S&Ds lead fight to ban zero-hour contracts and better protect vulnerable workers in the EU
Responding to the needs of vulnerable workers who are trapped in abusive, flexible contracts, the Socialists and Democrats led today in the employment and social affairs committee a majority to improve working conditions and set new rights for millions of workers across the EU. The vote today paves the way to better protect workers in precarious jobs, and make them more aware of their rights. In spite of efforts from the EPP and the ECR to water down the Directive, S&Ds managed to mobilise a majority to deliver on the promises of the European Social Pillar, adopted in Gothenburg in November 2017.
Javi López, S&D MEP and responsible for the revision of the Written Statement Directive, stated:
“Today’s vote in the employment committee is good news for all European workers and especially the ones in exploitative working conditions. In spite of efforts from the conservatives to give employers even more flexibility than they already have, today’s vote is clear on the need to better protect millions of workers across the EU, including platform workers, on-demand workers, the bogus self-employed and those in zero-hour contracts.

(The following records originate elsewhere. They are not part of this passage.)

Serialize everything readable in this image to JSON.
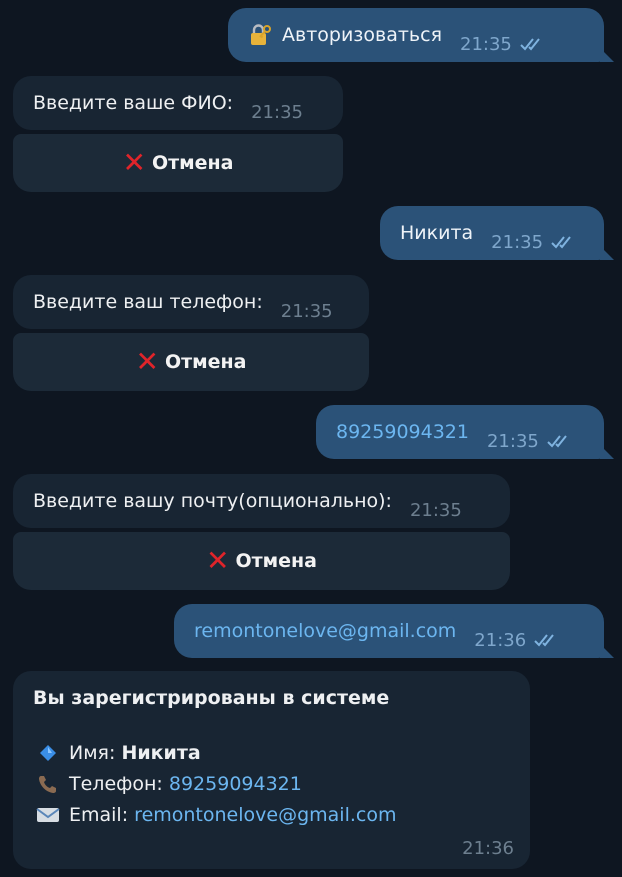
{
  "messages": {
    "m1": {
      "icon": "lock-with-key-icon",
      "text": "Авторизоваться",
      "time": "21:35"
    },
    "m2": {
      "text": "Введите ваше ФИО:",
      "time": "21:35",
      "button": "Отмена"
    },
    "m3": {
      "text": "Никита",
      "time": "21:35"
    },
    "m4": {
      "text": "Введите ваш телефон:",
      "time": "21:35",
      "button": "Отмена"
    },
    "m5": {
      "text": "89259094321",
      "time": "21:35"
    },
    "m6": {
      "text": "Введите вашу почту(опционально):",
      "time": "21:35",
      "button": "Отмена"
    },
    "m7": {
      "text": "remontonelove@gmail.com",
      "time": "21:36"
    }
  },
  "card": {
    "title": "Вы зарегистрированы в системе",
    "name_label": "Имя:",
    "name_value": "Никита",
    "phone_label": "Телефон:",
    "phone_value": "89259094321",
    "email_label": "Email:",
    "email_value": "remontonelove@gmail.com",
    "time": "21:36"
  },
  "colors": {
    "background": "#0e1621",
    "outgoing_bubble": "#2b5278",
    "incoming_bubble": "#182533",
    "link": "#6cb6f0",
    "cancel_icon": "#e0242a"
  }
}
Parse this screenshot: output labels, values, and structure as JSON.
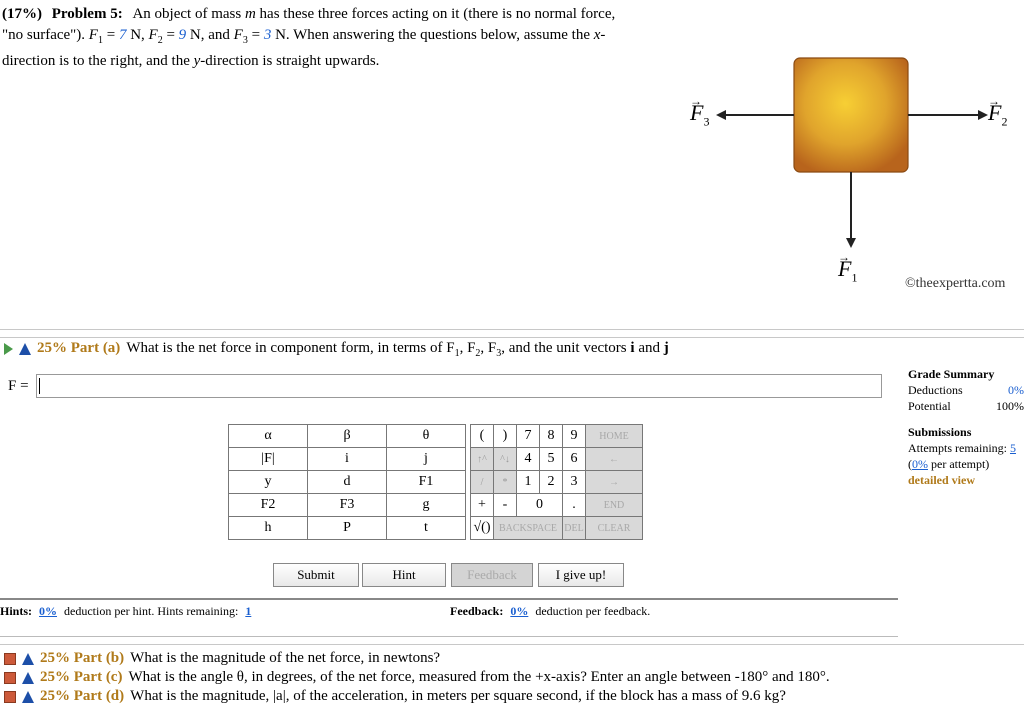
{
  "problem": {
    "pct": "(17%)",
    "num": "Problem 5:",
    "text1": "An object of mass ",
    "m": "m",
    "text2": " has these three forces acting on it (there is no normal force,",
    "line2a": "\"no surface\"). ",
    "F1": "F",
    "F1v": "7",
    "F2v": "9",
    "F3v": "3",
    "line2b": " N. When answering the questions below, assume the ",
    "x": "x",
    "line3a": "direction is to the right, and the ",
    "y": "y",
    "line3b": "-direction is straight upwards."
  },
  "diagram": {
    "label_f1": "F",
    "sub_f1": "1",
    "label_f2": "F",
    "sub_f2": "2",
    "label_f3": "F",
    "sub_f3": "3",
    "copyright": "©theexpertta.com"
  },
  "part_a": {
    "pct": "25% Part (a)",
    "question": "What is the net force in component form, in terms of F",
    "q_tail": ", and the unit vectors ",
    "i": "i",
    "and": " and ",
    "j": "j",
    "answer_label": "F =",
    "answer_value": ""
  },
  "keypad": {
    "symbols": [
      [
        "α",
        "β",
        "θ"
      ],
      [
        "|F|",
        "i",
        "j"
      ],
      [
        "y",
        "d",
        "F1"
      ],
      [
        "F2",
        "F3",
        "g"
      ],
      [
        "h",
        "P",
        "t"
      ]
    ],
    "nums": [
      [
        "(",
        ")",
        "7",
        "8",
        "9",
        "HOME"
      ],
      [
        "↑^",
        "^↓",
        "4",
        "5",
        "6",
        "←"
      ],
      [
        "/",
        "*",
        "1",
        "2",
        "3",
        "→"
      ],
      [
        "+",
        "-",
        "0",
        ".",
        "END"
      ],
      [
        "√()",
        "BACKSPACE",
        "DEL",
        "CLEAR"
      ]
    ]
  },
  "buttons": {
    "submit": "Submit",
    "hint": "Hint",
    "feedback": "Feedback",
    "giveup": "I give up!"
  },
  "hints": {
    "label": "Hints:",
    "pct": "0%",
    "text": "deduction per hint. Hints remaining:",
    "remaining": "1",
    "fb_label": "Feedback:",
    "fb_pct": "0%",
    "fb_text": "deduction per feedback."
  },
  "grade": {
    "title": "Grade Summary",
    "deductions_label": "Deductions",
    "deductions_val": "0%",
    "potential_label": "Potential",
    "potential_val": "100%",
    "submissions": "Submissions",
    "attempts": "Attempts remaining:",
    "attempts_val": "5",
    "per": "per attempt)",
    "per_pct": "0%",
    "detailed": "detailed view"
  },
  "parts": [
    {
      "pct": "25% Part (b)",
      "text": "What is the magnitude of the net force, in newtons?"
    },
    {
      "pct": "25% Part (c)",
      "text": "What is the angle θ, in degrees, of the net force, measured from the +x-axis? Enter an angle between -180° and 180°."
    },
    {
      "pct": "25% Part (d)",
      "text": "What is the magnitude, |a|, of the acceleration, in meters per square second, if the block has a mass of 9.6 kg?"
    }
  ],
  "colors": {
    "accent": "#1a5fd0",
    "gold": "#b07a1a",
    "box": "#d98a26"
  }
}
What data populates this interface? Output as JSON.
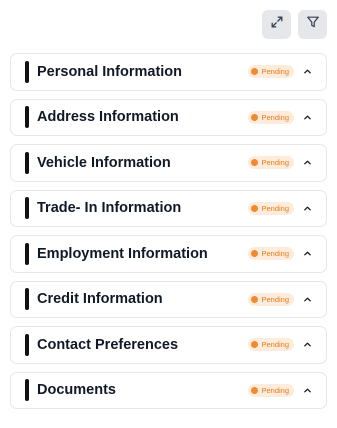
{
  "toolbar": {
    "expand_icon": "expand-arrows-icon",
    "filter_icon": "filter-funnel-icon"
  },
  "status_color": "#ea7b1c",
  "sections": [
    {
      "title": "Personal Information",
      "status": "Pending"
    },
    {
      "title": "Address Information",
      "status": "Pending"
    },
    {
      "title": "Vehicle Information",
      "status": "Pending"
    },
    {
      "title": "Trade- In Information",
      "status": "Pending"
    },
    {
      "title": "Employment Information",
      "status": "Pending"
    },
    {
      "title": "Credit Information",
      "status": "Pending"
    },
    {
      "title": "Contact Preferences",
      "status": "Pending"
    },
    {
      "title": "Documents",
      "status": "Pending"
    }
  ]
}
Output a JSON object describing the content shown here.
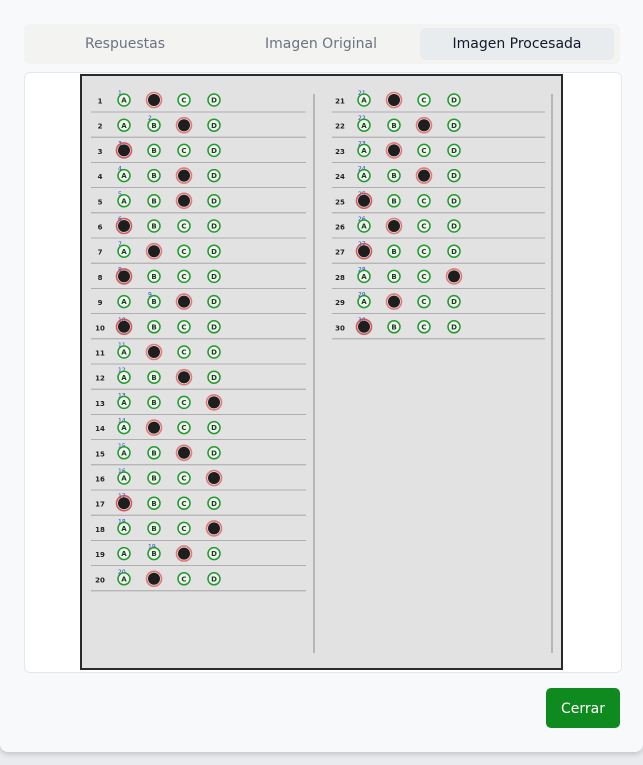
{
  "tabs": [
    {
      "label": "Respuestas",
      "active": false
    },
    {
      "label": "Imagen Original",
      "active": false
    },
    {
      "label": "Imagen Procesada",
      "active": true
    }
  ],
  "footer": {
    "close_label": "Cerrar"
  },
  "colors": {
    "accent": "#0f8a1f",
    "correct_ring": "#1f9b2a",
    "mark_red": "#d23a3a",
    "question_num": "#2446c8"
  },
  "sheet": {
    "options": [
      "A",
      "B",
      "C",
      "D"
    ],
    "questions": [
      {
        "n": "1",
        "marked": "B",
        "correct": "A"
      },
      {
        "n": "2",
        "marked": "C",
        "correct": "B"
      },
      {
        "n": "3",
        "marked": "A",
        "correct": "A"
      },
      {
        "n": "4",
        "marked": "C",
        "correct": "A"
      },
      {
        "n": "5",
        "marked": "C",
        "correct": "A"
      },
      {
        "n": "6",
        "marked": "A",
        "correct": "A"
      },
      {
        "n": "7",
        "marked": "B",
        "correct": "A"
      },
      {
        "n": "8",
        "marked": "A",
        "correct": "A"
      },
      {
        "n": "9",
        "marked": "C",
        "correct": "B"
      },
      {
        "n": "10",
        "marked": "A",
        "correct": "A"
      },
      {
        "n": "11",
        "marked": "B",
        "correct": "A"
      },
      {
        "n": "12",
        "marked": "C",
        "correct": "A"
      },
      {
        "n": "13",
        "marked": "D",
        "correct": "A"
      },
      {
        "n": "14",
        "marked": "B",
        "correct": "A"
      },
      {
        "n": "15",
        "marked": "C",
        "correct": "A"
      },
      {
        "n": "16",
        "marked": "D",
        "correct": "A"
      },
      {
        "n": "17",
        "marked": "A",
        "correct": "A"
      },
      {
        "n": "18",
        "marked": "D",
        "correct": "A"
      },
      {
        "n": "19",
        "marked": "C",
        "correct": "B"
      },
      {
        "n": "20",
        "marked": "B",
        "correct": "A"
      },
      {
        "n": "21",
        "marked": "B",
        "correct": "A"
      },
      {
        "n": "22",
        "marked": "C",
        "correct": "A"
      },
      {
        "n": "23",
        "marked": "B",
        "correct": "A"
      },
      {
        "n": "24",
        "marked": "C",
        "correct": "A"
      },
      {
        "n": "25",
        "marked": "A",
        "correct": "A"
      },
      {
        "n": "26",
        "marked": "B",
        "correct": "A"
      },
      {
        "n": "27",
        "marked": "A",
        "correct": "A"
      },
      {
        "n": "28",
        "marked": "D",
        "correct": "A"
      },
      {
        "n": "29",
        "marked": "B",
        "correct": "A"
      },
      {
        "n": "30",
        "marked": "A",
        "correct": "A"
      }
    ]
  }
}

“We S&Ds have fought tooth and nail for the minimum social standards and rights for workers adopted today. We ensured equal pay and conditions and social protection for workers regardless their type of employment relationship. More specifically, we have introduced obligations for member states to tackle zero-hour contracts and we have significantly limited probationary periods. Employers also need to notify workers of assignments earlier, and pay if an assignment is cancelled at the last minute. If not, employers will face sanctions. Training will be considered as working time and paid for by the employer.”
Agnes Jongerius, MEP and S&D spokesperson on employment and social affairs, added:
“All workers deserve decent working conditions. Our vote today sets out standards of protection for workers, and quite frankly, standards of decency for employers. From the moment you start a new job, your employer has to inform you about your rights. I am proud of our fight for closing the legal loopholes that malicious employers use to keep workers from claiming their rights. Social protection, decent working conditions and clear obligations for employers must be guaranteed.”
Note to editors:
The European Parliament will soon enter into negotiations with the member states on the Transparent and Predictable Working Conditions Directive as soon as the mandate is confirmed next week in Strasbourg.